In Ayer’s debut supernatural-horror novel, a world-famous novelist seemingly has it all, but he still wants much, much more.

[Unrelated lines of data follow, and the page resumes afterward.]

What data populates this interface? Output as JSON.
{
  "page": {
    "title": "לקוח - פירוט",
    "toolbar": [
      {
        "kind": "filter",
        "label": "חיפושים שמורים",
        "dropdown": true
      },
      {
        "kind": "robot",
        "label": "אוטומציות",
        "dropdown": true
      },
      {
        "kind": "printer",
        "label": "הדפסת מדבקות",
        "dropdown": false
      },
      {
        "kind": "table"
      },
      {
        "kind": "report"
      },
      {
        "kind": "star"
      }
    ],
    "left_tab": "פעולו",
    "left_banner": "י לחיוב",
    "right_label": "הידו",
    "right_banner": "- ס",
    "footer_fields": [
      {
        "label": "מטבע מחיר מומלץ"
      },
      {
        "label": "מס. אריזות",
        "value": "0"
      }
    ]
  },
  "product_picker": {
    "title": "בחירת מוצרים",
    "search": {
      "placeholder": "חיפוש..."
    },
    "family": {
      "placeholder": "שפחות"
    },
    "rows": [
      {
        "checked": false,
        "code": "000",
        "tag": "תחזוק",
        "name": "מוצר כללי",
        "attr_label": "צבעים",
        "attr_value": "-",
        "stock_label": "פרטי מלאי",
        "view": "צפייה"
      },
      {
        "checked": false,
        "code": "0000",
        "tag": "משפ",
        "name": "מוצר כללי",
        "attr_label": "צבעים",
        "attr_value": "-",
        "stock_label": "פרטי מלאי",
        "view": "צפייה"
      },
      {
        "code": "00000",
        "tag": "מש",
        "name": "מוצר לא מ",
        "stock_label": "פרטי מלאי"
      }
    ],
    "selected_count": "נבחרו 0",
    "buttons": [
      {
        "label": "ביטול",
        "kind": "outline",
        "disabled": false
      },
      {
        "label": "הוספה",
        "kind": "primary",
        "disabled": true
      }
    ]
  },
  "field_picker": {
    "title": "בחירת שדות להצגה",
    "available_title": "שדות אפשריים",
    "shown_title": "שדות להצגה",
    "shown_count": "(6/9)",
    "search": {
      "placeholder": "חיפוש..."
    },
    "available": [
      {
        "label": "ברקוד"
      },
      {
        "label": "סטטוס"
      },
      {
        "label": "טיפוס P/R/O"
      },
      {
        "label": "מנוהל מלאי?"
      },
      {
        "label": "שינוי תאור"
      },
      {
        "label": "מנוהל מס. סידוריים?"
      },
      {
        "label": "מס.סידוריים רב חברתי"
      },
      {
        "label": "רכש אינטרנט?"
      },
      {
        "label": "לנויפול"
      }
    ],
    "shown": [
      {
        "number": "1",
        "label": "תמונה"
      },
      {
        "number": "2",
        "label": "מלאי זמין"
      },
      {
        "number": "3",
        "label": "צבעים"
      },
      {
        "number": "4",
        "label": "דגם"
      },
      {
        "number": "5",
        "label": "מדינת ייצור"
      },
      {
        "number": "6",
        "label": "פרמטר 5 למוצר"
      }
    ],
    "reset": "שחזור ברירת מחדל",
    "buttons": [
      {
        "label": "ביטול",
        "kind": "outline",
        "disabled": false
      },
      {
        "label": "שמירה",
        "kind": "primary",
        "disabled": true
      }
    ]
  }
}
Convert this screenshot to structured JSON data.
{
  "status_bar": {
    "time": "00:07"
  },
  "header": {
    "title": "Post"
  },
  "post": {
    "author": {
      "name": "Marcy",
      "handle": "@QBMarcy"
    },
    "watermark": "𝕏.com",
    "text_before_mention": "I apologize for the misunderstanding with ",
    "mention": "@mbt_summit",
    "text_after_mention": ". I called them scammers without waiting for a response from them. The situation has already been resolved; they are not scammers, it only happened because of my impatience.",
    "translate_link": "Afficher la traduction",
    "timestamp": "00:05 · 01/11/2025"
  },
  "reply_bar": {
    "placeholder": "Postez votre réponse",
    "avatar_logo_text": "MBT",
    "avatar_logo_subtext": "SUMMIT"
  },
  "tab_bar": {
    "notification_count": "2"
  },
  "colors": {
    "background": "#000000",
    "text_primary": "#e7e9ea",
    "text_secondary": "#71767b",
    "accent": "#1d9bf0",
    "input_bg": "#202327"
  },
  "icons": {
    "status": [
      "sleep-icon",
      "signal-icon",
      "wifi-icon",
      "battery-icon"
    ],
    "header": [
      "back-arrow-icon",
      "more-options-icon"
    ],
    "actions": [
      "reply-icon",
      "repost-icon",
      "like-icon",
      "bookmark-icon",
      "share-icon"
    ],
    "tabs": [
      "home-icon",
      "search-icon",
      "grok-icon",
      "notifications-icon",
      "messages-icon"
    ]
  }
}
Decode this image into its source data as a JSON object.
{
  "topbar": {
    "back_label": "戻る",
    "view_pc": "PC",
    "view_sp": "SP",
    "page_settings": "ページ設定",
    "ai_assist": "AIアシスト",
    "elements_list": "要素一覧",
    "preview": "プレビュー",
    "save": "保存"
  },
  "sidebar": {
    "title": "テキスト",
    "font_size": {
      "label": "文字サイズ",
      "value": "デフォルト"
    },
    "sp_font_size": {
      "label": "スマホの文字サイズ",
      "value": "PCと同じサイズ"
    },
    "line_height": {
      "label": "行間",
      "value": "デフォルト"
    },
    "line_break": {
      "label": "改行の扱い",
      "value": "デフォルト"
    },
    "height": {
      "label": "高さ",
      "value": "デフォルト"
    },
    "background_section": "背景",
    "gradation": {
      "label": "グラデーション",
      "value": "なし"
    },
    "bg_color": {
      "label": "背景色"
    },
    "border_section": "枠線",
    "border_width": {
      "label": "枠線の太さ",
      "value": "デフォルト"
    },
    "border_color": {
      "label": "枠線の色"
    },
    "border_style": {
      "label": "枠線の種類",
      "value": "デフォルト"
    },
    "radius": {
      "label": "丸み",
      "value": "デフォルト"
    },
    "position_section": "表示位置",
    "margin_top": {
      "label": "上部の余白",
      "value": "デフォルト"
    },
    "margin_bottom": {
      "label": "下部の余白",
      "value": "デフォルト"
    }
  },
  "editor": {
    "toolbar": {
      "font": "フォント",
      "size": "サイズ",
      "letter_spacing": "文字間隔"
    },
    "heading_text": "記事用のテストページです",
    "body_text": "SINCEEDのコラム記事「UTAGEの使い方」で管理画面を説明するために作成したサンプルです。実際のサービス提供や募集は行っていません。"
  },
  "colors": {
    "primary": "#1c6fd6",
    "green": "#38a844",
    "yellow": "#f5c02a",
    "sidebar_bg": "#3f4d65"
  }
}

Walt Erickson’s ambition is almost as powerful as his novels, which enthrall millions of readers. But his girlfriend, Marie Moreau, knows that his life is actually a tangled web of secrets. It seems that Erickson; his genial agent, Mitch Conner; and a former Black Ops commando named Ian White are making use of an old, manual “Wordsmith” typewriter that’s forever warm to the touch and has terrible effects on anyone who touches its keys. As Erickson and company go about their bizarre business of producing murderously irresistible page-turners, Marie learns more and more about the man she loves. As Erickson’s carefully woven fabric of deception unravels, she begins to question how much she truly knows him at all. Erickson and his associates, in turn, face one ethical question after another, which all boil down to one simple idea: what would you do in the name of fame and wealth, and what price would you refuse to pay? As things get more complicated, Marie must find her own answers—or die in the attempt. In this novel, Ayer delivers a fast-paced plot that takes multiple turns, and he supports it with a cast of believable, well-defined players and solid, realistic dialogue. The tale does have an unsympathetic central character, but this fact is offset by its fantastic, entertainingly horrific premise—one that Ayer has clearly thought through in detail. He also uses the third-person narration to handle the story’s grislier aspects in a pleasingly matter-of-fact way: “It was not likely that someone would find the body buried in the middle of the desert, so smell was not really a concern. But he wanted the body to decompose as fast as possible.”
A suspenseful, imaginative, and well-told horror story.